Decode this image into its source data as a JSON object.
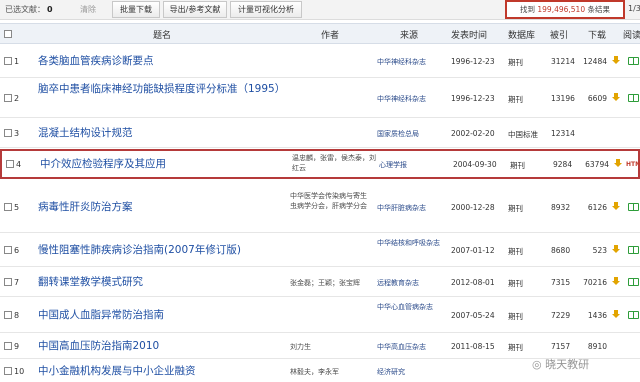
{
  "toolbar": {
    "selected_label": "已选文献：",
    "selected_count": "0",
    "clear_label": "清除",
    "batch_download": "批量下载",
    "export_refs": "导出/参考文献",
    "visual_analysis": "计量可视化分析",
    "found_prefix": "找到",
    "found_count": "199,496,510",
    "found_suffix": "条结果",
    "page_indicator": "1/3"
  },
  "columns": {
    "title": "题名",
    "author": "作者",
    "source": "来源",
    "date": "发表时间",
    "database": "数据库",
    "cited": "被引",
    "downloads": "下载",
    "read": "阅读"
  },
  "rows": [
    {
      "idx": "1",
      "title": "各类脑血管疾病诊断要点",
      "author": "",
      "source": "中华神经科杂志",
      "date": "1996-12-23",
      "db": "期刊",
      "cited": "31214",
      "downloads": "12484"
    },
    {
      "idx": "2",
      "title": "脑卒中患者临床神经功能缺损程度评分标准（1995）",
      "author": "",
      "source": "中华神经科杂志",
      "date": "1996-12-23",
      "db": "期刊",
      "cited": "13196",
      "downloads": "6609"
    },
    {
      "idx": "3",
      "title": "混凝土结构设计规范",
      "author": "",
      "source": "国家质检总局",
      "date": "2002-02-20",
      "db": "中国标准",
      "cited": "12314",
      "downloads": ""
    },
    {
      "idx": "4",
      "title": "中介效应检验程序及其应用",
      "author": "温忠麟，张雷，侯杰泰，刘红云",
      "source": "心理学报",
      "date": "2004-09-30",
      "db": "期刊",
      "cited": "9284",
      "downloads": "63794"
    },
    {
      "idx": "5",
      "title": "病毒性肝炎防治方案",
      "author": "中华医学会传染病与寄生虫病学分会，肝病学分会",
      "source": "中华肝脏病杂志",
      "date": "2000-12-28",
      "db": "期刊",
      "cited": "8932",
      "downloads": "6126"
    },
    {
      "idx": "6",
      "title": "慢性阻塞性肺疾病诊治指南(2007年修订版)",
      "author": "",
      "source": "中华结核和呼吸杂志",
      "date": "2007-01-12",
      "db": "期刊",
      "cited": "8680",
      "downloads": "523"
    },
    {
      "idx": "7",
      "title": "翻转课堂教学模式研究",
      "author": "张金磊；王颖；张宝辉",
      "source": "远程教育杂志",
      "date": "2012-08-01",
      "db": "期刊",
      "cited": "7315",
      "downloads": "70216"
    },
    {
      "idx": "8",
      "title": "中国成人血脂异常防治指南",
      "author": "",
      "source": "中华心血管病杂志",
      "date": "2007-05-24",
      "db": "期刊",
      "cited": "7229",
      "downloads": "1436"
    },
    {
      "idx": "9",
      "title": "中国高血压防治指南2010",
      "author": "刘力生",
      "source": "中华高血压杂志",
      "date": "2011-08-15",
      "db": "期刊",
      "cited": "7157",
      "downloads": "8910"
    },
    {
      "idx": "10",
      "title": "中小企业融资",
      "author": "林毅夫，李永军",
      "source": "经济研究",
      "date": "",
      "db": "",
      "cited": "",
      "downloads": ""
    }
  ],
  "row10_title_full": "中小金融机构发展与中小企业融资",
  "watermark": "晓天教研"
}
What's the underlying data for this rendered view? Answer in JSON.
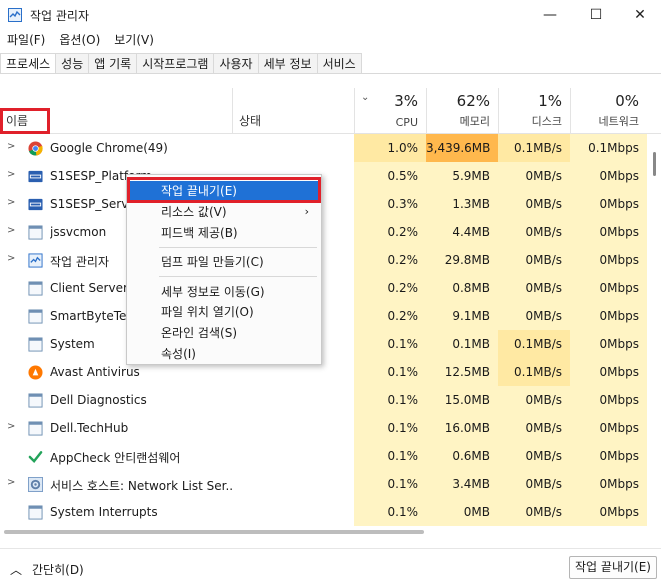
{
  "window": {
    "title": "작업 관리자",
    "min_glyph": "—",
    "max_glyph": "☐",
    "close_glyph": "✕"
  },
  "menu": [
    "파일(F)",
    "옵션(O)",
    "보기(V)"
  ],
  "tabs": [
    "프로세스",
    "성능",
    "앱 기록",
    "시작프로그램",
    "사용자",
    "세부 정보",
    "서비스"
  ],
  "header": {
    "name": "이름",
    "status": "상태",
    "cpu": {
      "pct": "3%",
      "label": "CPU"
    },
    "mem": {
      "pct": "62%",
      "label": "메모리"
    },
    "disk": {
      "pct": "1%",
      "label": "디스크"
    },
    "net": {
      "pct": "0%",
      "label": "네트워크"
    }
  },
  "processes": [
    {
      "name": "Google Chrome(49)",
      "icon": "chrome-icon",
      "expandable": true,
      "cpu": "1.0%",
      "mem": "3,439.6MB",
      "disk": "0.1MB/s",
      "net": "0.1Mbps"
    },
    {
      "name": "S1SESP_Platform",
      "icon": "s1sesp-icon",
      "expandable": true,
      "cpu": "0.5%",
      "mem": "5.9MB",
      "disk": "0MB/s",
      "net": "0Mbps"
    },
    {
      "name": "S1SESP_Servic",
      "icon": "s1sesp-icon",
      "expandable": true,
      "cpu": "0.3%",
      "mem": "1.3MB",
      "disk": "0MB/s",
      "net": "0Mbps"
    },
    {
      "name": "jssvcmon",
      "icon": "app-icon",
      "expandable": true,
      "cpu": "0.2%",
      "mem": "4.4MB",
      "disk": "0MB/s",
      "net": "0Mbps"
    },
    {
      "name": "작업 관리자",
      "icon": "task-manager-icon",
      "expandable": true,
      "cpu": "0.2%",
      "mem": "29.8MB",
      "disk": "0MB/s",
      "net": "0Mbps"
    },
    {
      "name": "Client Server I",
      "icon": "app-icon",
      "expandable": false,
      "cpu": "0.2%",
      "mem": "0.8MB",
      "disk": "0MB/s",
      "net": "0Mbps"
    },
    {
      "name": "SmartByteTele",
      "icon": "app-icon",
      "expandable": false,
      "cpu": "0.2%",
      "mem": "9.1MB",
      "disk": "0MB/s",
      "net": "0Mbps"
    },
    {
      "name": "System",
      "icon": "app-icon",
      "expandable": false,
      "cpu": "0.1%",
      "mem": "0.1MB",
      "disk": "0.1MB/s",
      "net": "0Mbps"
    },
    {
      "name": "Avast Antivirus",
      "icon": "avast-icon",
      "expandable": false,
      "cpu": "0.1%",
      "mem": "12.5MB",
      "disk": "0.1MB/s",
      "net": "0Mbps"
    },
    {
      "name": "Dell Diagnostics",
      "icon": "app-icon",
      "expandable": false,
      "cpu": "0.1%",
      "mem": "15.0MB",
      "disk": "0MB/s",
      "net": "0Mbps"
    },
    {
      "name": "Dell.TechHub",
      "icon": "app-icon",
      "expandable": true,
      "cpu": "0.1%",
      "mem": "16.0MB",
      "disk": "0MB/s",
      "net": "0Mbps"
    },
    {
      "name": "AppCheck 안티랜섬웨어",
      "icon": "appcheck-icon",
      "expandable": false,
      "cpu": "0.1%",
      "mem": "0.6MB",
      "disk": "0MB/s",
      "net": "0Mbps"
    },
    {
      "name": "서비스 호스트: Network List Ser...",
      "icon": "gear-icon",
      "expandable": true,
      "cpu": "0.1%",
      "mem": "3.4MB",
      "disk": "0MB/s",
      "net": "0Mbps"
    },
    {
      "name": "System Interrupts",
      "icon": "app-icon",
      "expandable": false,
      "cpu": "0.1%",
      "mem": "0MB",
      "disk": "0MB/s",
      "net": "0Mbps"
    }
  ],
  "context_menu": {
    "end_task": "작업 끝내기(E)",
    "resource_values": "리소스 값(V)",
    "feedback": "피드백 제공(B)",
    "dump": "덤프 파일 만들기(C)",
    "go_details": "세부 정보로 이동(G)",
    "open_location": "파일 위치 열기(O)",
    "search_online": "온라인 검색(S)",
    "properties": "속성(I)"
  },
  "footer": {
    "fewer_details": "간단히(D)",
    "end_task_button": "작업 끝내기(E)"
  },
  "colors": {
    "heat_light": "#fff4c4",
    "heat_medium": "#ffe9a3",
    "heat_strong": "#ffb84d",
    "highlight": "#1f71d6",
    "annotation_red": "#e0202a"
  }
}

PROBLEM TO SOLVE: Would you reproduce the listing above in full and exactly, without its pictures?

REPLY TO THE TASK:
Decode this image into its source data as a JSON object.
{
  "toolbar": {
    "selected_label": "已选文献：",
    "selected_count": "0",
    "clear_label": "清除",
    "batch_download": "批量下载",
    "export_refs": "导出/参考文献",
    "visual_analysis": "计量可视化分析",
    "found_prefix": "找到",
    "found_count": "199,496,510",
    "found_suffix": "条结果",
    "page_indicator": "1/3"
  },
  "columns": {
    "title": "题名",
    "author": "作者",
    "source": "来源",
    "date": "发表时间",
    "database": "数据库",
    "cited": "被引",
    "downloads": "下载",
    "read": "阅读"
  },
  "rows": [
    {
      "idx": "1",
      "title": "各类脑血管疾病诊断要点",
      "author": "",
      "source": "中华神经科杂志",
      "date": "1996-12-23",
      "db": "期刊",
      "cited": "31214",
      "downloads": "12484"
    },
    {
      "idx": "2",
      "title": "脑卒中患者临床神经功能缺损程度评分标准（1995）",
      "author": "",
      "source": "中华神经科杂志",
      "date": "1996-12-23",
      "db": "期刊",
      "cited": "13196",
      "downloads": "6609"
    },
    {
      "idx": "3",
      "title": "混凝土结构设计规范",
      "author": "",
      "source": "国家质检总局",
      "date": "2002-02-20",
      "db": "中国标准",
      "cited": "12314",
      "downloads": ""
    },
    {
      "idx": "4",
      "title": "中介效应检验程序及其应用",
      "author": "温忠麟，张雷，侯杰泰，刘红云",
      "source": "心理学报",
      "date": "2004-09-30",
      "db": "期刊",
      "cited": "9284",
      "downloads": "63794"
    },
    {
      "idx": "5",
      "title": "病毒性肝炎防治方案",
      "author": "中华医学会传染病与寄生虫病学分会，肝病学分会",
      "source": "中华肝脏病杂志",
      "date": "2000-12-28",
      "db": "期刊",
      "cited": "8932",
      "downloads": "6126"
    },
    {
      "idx": "6",
      "title": "慢性阻塞性肺疾病诊治指南(2007年修订版)",
      "author": "",
      "source": "中华结核和呼吸杂志",
      "date": "2007-01-12",
      "db": "期刊",
      "cited": "8680",
      "downloads": "523"
    },
    {
      "idx": "7",
      "title": "翻转课堂教学模式研究",
      "author": "张金磊；王颖；张宝辉",
      "source": "远程教育杂志",
      "date": "2012-08-01",
      "db": "期刊",
      "cited": "7315",
      "downloads": "70216"
    },
    {
      "idx": "8",
      "title": "中国成人血脂异常防治指南",
      "author": "",
      "source": "中华心血管病杂志",
      "date": "2007-05-24",
      "db": "期刊",
      "cited": "7229",
      "downloads": "1436"
    },
    {
      "idx": "9",
      "title": "中国高血压防治指南2010",
      "author": "刘力生",
      "source": "中华高血压杂志",
      "date": "2011-08-15",
      "db": "期刊",
      "cited": "7157",
      "downloads": "8910"
    },
    {
      "idx": "10",
      "title": "中小企业融资",
      "author": "林毅夫，李永军",
      "source": "经济研究",
      "date": "",
      "db": "",
      "cited": "",
      "downloads": ""
    }
  ],
  "row10_title_full": "中小金融机构发展与中小企业融资",
  "watermark": "晓天教研"
}
What's the underlying data for this rendered view? Answer in JSON.
{
  "window": {
    "title": "작업 관리자",
    "min_glyph": "—",
    "max_glyph": "☐",
    "close_glyph": "✕"
  },
  "menu": [
    "파일(F)",
    "옵션(O)",
    "보기(V)"
  ],
  "tabs": [
    "프로세스",
    "성능",
    "앱 기록",
    "시작프로그램",
    "사용자",
    "세부 정보",
    "서비스"
  ],
  "header": {
    "name": "이름",
    "status": "상태",
    "cpu": {
      "pct": "3%",
      "label": "CPU"
    },
    "mem": {
      "pct": "62%",
      "label": "메모리"
    },
    "disk": {
      "pct": "1%",
      "label": "디스크"
    },
    "net": {
      "pct": "0%",
      "label": "네트워크"
    }
  },
  "processes": [
    {
      "name": "Google Chrome(49)",
      "icon": "chrome-icon",
      "expandable": true,
      "cpu": "1.0%",
      "mem": "3,439.6MB",
      "disk": "0.1MB/s",
      "net": "0.1Mbps"
    },
    {
      "name": "S1SESP_Platform",
      "icon": "s1sesp-icon",
      "expandable": true,
      "cpu": "0.5%",
      "mem": "5.9MB",
      "disk": "0MB/s",
      "net": "0Mbps"
    },
    {
      "name": "S1SESP_Servic",
      "icon": "s1sesp-icon",
      "expandable": true,
      "cpu": "0.3%",
      "mem": "1.3MB",
      "disk": "0MB/s",
      "net": "0Mbps"
    },
    {
      "name": "jssvcmon",
      "icon": "app-icon",
      "expandable": true,
      "cpu": "0.2%",
      "mem": "4.4MB",
      "disk": "0MB/s",
      "net": "0Mbps"
    },
    {
      "name": "작업 관리자",
      "icon": "task-manager-icon",
      "expandable": true,
      "cpu": "0.2%",
      "mem": "29.8MB",
      "disk": "0MB/s",
      "net": "0Mbps"
    },
    {
      "name": "Client Server I",
      "icon": "app-icon",
      "expandable": false,
      "cpu": "0.2%",
      "mem": "0.8MB",
      "disk": "0MB/s",
      "net": "0Mbps"
    },
    {
      "name": "SmartByteTele",
      "icon": "app-icon",
      "expandable": false,
      "cpu": "0.2%",
      "mem": "9.1MB",
      "disk": "0MB/s",
      "net": "0Mbps"
    },
    {
      "name": "System",
      "icon": "app-icon",
      "expandable": false,
      "cpu": "0.1%",
      "mem": "0.1MB",
      "disk": "0.1MB/s",
      "net": "0Mbps"
    },
    {
      "name": "Avast Antivirus",
      "icon": "avast-icon",
      "expandable": false,
      "cpu": "0.1%",
      "mem": "12.5MB",
      "disk": "0.1MB/s",
      "net": "0Mbps"
    },
    {
      "name": "Dell Diagnostics",
      "icon": "app-icon",
      "expandable": false,
      "cpu": "0.1%",
      "mem": "15.0MB",
      "disk": "0MB/s",
      "net": "0Mbps"
    },
    {
      "name": "Dell.TechHub",
      "icon": "app-icon",
      "expandable": true,
      "cpu": "0.1%",
      "mem": "16.0MB",
      "disk": "0MB/s",
      "net": "0Mbps"
    },
    {
      "name": "AppCheck 안티랜섬웨어",
      "icon": "appcheck-icon",
      "expandable": false,
      "cpu": "0.1%",
      "mem": "0.6MB",
      "disk": "0MB/s",
      "net": "0Mbps"
    },
    {
      "name": "서비스 호스트: Network List Ser...",
      "icon": "gear-icon",
      "expandable": true,
      "cpu": "0.1%",
      "mem": "3.4MB",
      "disk": "0MB/s",
      "net": "0Mbps"
    },
    {
      "name": "System Interrupts",
      "icon": "app-icon",
      "expandable": false,
      "cpu": "0.1%",
      "mem": "0MB",
      "disk": "0MB/s",
      "net": "0Mbps"
    }
  ],
  "context_menu": {
    "end_task": "작업 끝내기(E)",
    "resource_values": "리소스 값(V)",
    "feedback": "피드백 제공(B)",
    "dump": "덤프 파일 만들기(C)",
    "go_details": "세부 정보로 이동(G)",
    "open_location": "파일 위치 열기(O)",
    "search_online": "온라인 검색(S)",
    "properties": "속성(I)"
  },
  "footer": {
    "fewer_details": "간단히(D)",
    "end_task_button": "작업 끝내기(E)"
  },
  "colors": {
    "heat_light": "#fff4c4",
    "heat_medium": "#ffe9a3",
    "heat_strong": "#ffb84d",
    "highlight": "#1f71d6",
    "annotation_red": "#e0202a"
  }
}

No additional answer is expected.